  • Funding JH is funded by the Swedish Research Council and the Swedish Brain foundation and receivesJH is funded by the Swedish Research Council and the Swedish Brain foundation and receivesJH is funded by the Swedish Research Council and the Swedish Brain foundation and receives

  • Competing interests TS received compensation for serving on scientific advisory boards, honoraria for consultancy and funding for travel from Biogen.
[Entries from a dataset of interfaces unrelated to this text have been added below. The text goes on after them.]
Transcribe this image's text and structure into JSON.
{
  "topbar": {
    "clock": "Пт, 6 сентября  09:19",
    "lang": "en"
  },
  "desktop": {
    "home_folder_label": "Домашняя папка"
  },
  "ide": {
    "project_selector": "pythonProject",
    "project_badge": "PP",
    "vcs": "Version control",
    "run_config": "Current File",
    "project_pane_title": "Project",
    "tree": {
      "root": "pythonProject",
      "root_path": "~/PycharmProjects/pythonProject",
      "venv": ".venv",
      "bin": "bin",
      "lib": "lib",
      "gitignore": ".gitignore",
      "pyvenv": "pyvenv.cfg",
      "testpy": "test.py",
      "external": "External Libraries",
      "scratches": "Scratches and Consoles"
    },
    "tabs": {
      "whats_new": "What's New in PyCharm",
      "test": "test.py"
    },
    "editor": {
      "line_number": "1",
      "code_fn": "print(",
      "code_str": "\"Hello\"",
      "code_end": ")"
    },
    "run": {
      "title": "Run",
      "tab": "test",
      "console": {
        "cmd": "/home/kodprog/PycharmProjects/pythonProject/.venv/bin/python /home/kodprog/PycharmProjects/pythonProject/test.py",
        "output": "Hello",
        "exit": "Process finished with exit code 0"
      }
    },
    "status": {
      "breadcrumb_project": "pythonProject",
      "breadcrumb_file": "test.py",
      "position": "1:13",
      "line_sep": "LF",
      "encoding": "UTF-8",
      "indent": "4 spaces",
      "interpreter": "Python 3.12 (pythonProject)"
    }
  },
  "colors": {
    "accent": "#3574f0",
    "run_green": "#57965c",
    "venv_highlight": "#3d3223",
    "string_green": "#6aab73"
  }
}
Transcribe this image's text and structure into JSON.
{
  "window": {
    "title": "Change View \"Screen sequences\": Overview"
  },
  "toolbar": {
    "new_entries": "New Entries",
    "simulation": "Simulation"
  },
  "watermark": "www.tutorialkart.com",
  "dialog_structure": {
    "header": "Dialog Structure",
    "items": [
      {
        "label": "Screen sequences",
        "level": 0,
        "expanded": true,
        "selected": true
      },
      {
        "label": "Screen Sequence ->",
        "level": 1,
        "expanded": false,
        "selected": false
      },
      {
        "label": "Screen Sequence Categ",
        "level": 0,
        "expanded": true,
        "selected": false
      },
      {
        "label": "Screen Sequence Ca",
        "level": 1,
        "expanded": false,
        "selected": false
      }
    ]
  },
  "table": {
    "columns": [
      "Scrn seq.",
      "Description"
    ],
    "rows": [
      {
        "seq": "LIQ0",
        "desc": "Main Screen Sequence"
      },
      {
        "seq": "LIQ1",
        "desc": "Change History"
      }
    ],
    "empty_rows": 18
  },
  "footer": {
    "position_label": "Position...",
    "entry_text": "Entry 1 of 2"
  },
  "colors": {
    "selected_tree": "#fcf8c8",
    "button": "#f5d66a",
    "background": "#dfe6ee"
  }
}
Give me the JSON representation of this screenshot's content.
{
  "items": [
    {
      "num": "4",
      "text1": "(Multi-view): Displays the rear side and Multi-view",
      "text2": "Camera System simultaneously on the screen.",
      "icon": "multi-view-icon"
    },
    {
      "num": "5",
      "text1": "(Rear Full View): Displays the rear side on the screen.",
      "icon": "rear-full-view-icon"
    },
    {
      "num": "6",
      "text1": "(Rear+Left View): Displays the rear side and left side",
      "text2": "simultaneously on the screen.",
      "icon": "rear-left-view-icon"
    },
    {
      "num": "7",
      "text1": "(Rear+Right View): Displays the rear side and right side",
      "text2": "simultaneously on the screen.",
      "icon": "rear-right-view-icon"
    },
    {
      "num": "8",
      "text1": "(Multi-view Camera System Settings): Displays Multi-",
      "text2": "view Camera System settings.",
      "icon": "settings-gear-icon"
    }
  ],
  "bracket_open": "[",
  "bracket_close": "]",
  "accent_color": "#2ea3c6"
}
JH has received honoraria for serving on advisory boards for Biogen, Celgene, Sanofi-Genzyme, Merck KGaA, Novartis and Sandoz and speaker’s fees from Biogen, Novartis, Merck KGaA, Teva and Sanofi-Genzyme; he has served as P.I. for projects, or received unrestricted research support from, Biogen, Celgene, Merck KGaA, Novartis, Roche and Sanofi-Genzyme.

  • Provenance and peer review Not commissioned; externally peer reviewed.

  • Supplemental material This content has been supplied by the author(s). It has not been vetted by BMJ Publishing Group Limited (BMJ) and may not have been peer-reviewed. Any opinions or recommendations discussed are solely those of the author(s) and are not endorsed by BMJ. BMJ disclaims all liability and responsibility arising from any reliance placed on the content. Where the content includes any translated material, BMJ does not warrant the accuracy and reliability of the translations (including but not limited to local regulations, clinical guidelines, terminology, drug names and drug dosages), and is not responsible for any error and/or omissions arising from translation and adaptation or otherwise.